Today, Google is releasing Cloud Spanner for use by Google Cloud Platform (GCP) customers. Spanner is Google’s highly available, global SQL database. It manages replicated data at great scale, both in terms of size of data and volume of transactions. It assigns globally consistent real-time timestamps to every datum written to it, and clients can do globally consistent reads across the entire database without locking.
In terms of CAP, Spanner claims to be both consistent and highly available despite operating over a wide area, which many find surprising or even unlikely. The claim thus merits some discussion. Does this mean that Spanner is a CA system as defined by CAP? The short answer is “no” technically, but “yes” in effect and its users can and do assume CA.
The purist answer is “no” because partitions can happen and in fact have happened at Google, and during some partitions, Spanner chooses C and forfeits A. It is technically a CP system.
However, no system provides 100% availability, so the pragmatic question is whether or not Spanner delivers availability that is so high that most users don’t worry about its outages. For example, given there are many sources of outages for an application, if Spanner is an insignificant contributor to its downtime, then users are correct to not worry about it.
In practice, we find that Spanner does meet this bar, with more than five 9s of availability (less than one failure in 106). Given this, the target for multi-region Cloud Spanner will be right at five 9s, as it has some additional new pieces that will be higher risk for a while.
The next question is, how is Spanner able to achieve this?
There are several factors, but the most important one is that Spanner runs on Google’s private network. Unlike most wide-area networks, and especially the public internet, Google controls the entire network and thus can ensure redundancy of hardware and paths, and can also control upgrades and operations in general. Fibers will still be cut, and equipment will fail, but the overall system remains quite robust.
It also took years of operational improvements to get to this point. For much of the last decade, Google has improved its redundancy, its fault containment and, above all, its processes for evolution. We found that the network contributed less than 10% of Spanner’s already rare outages.

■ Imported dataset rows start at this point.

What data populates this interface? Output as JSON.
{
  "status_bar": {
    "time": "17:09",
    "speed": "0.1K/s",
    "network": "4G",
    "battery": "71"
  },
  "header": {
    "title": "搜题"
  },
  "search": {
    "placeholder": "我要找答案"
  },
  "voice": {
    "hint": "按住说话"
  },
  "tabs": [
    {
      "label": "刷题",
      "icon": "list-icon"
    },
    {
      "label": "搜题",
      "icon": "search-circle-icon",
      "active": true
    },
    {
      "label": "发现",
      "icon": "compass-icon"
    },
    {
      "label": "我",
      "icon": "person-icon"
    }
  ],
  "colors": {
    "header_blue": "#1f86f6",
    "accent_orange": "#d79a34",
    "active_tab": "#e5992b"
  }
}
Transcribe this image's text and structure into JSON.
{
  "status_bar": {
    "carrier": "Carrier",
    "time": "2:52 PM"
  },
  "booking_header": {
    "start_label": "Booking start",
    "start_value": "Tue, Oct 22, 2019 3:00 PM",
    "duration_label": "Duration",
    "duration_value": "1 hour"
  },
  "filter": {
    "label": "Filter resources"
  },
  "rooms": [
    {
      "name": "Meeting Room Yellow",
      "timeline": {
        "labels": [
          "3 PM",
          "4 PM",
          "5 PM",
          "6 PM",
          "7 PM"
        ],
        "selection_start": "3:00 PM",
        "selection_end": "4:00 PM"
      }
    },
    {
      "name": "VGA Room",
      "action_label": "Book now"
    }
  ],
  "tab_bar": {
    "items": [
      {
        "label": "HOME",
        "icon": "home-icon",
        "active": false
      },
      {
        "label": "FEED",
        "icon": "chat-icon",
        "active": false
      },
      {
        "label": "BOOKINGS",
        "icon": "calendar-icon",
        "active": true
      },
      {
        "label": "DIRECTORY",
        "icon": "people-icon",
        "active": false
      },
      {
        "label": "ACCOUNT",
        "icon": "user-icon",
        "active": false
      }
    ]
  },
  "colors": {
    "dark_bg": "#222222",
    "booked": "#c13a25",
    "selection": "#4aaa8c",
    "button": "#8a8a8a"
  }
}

Building systems that can manage data that spans the globe, provide data consistency and are also highly available is possible; it’s just really hard. The beauty of the cloud is that someone else can build that for you, and you can focus on innovation core to your service or application.
For a significantly deeper dive into the details, see the white paper also released today. It covers Spanner, consistency and availability in depth (including new data). It also looks at the role played by Google’s TrueTime system, which provides a globally synchronized clock. We intend to release TrueTime for direct use by Cloud customers in the future.
Furthermore, look for the addition of new Cloud Spanner-related sessions at Google Cloud Next ‘17 in San Francisco next month. Register soon, because seats are limited.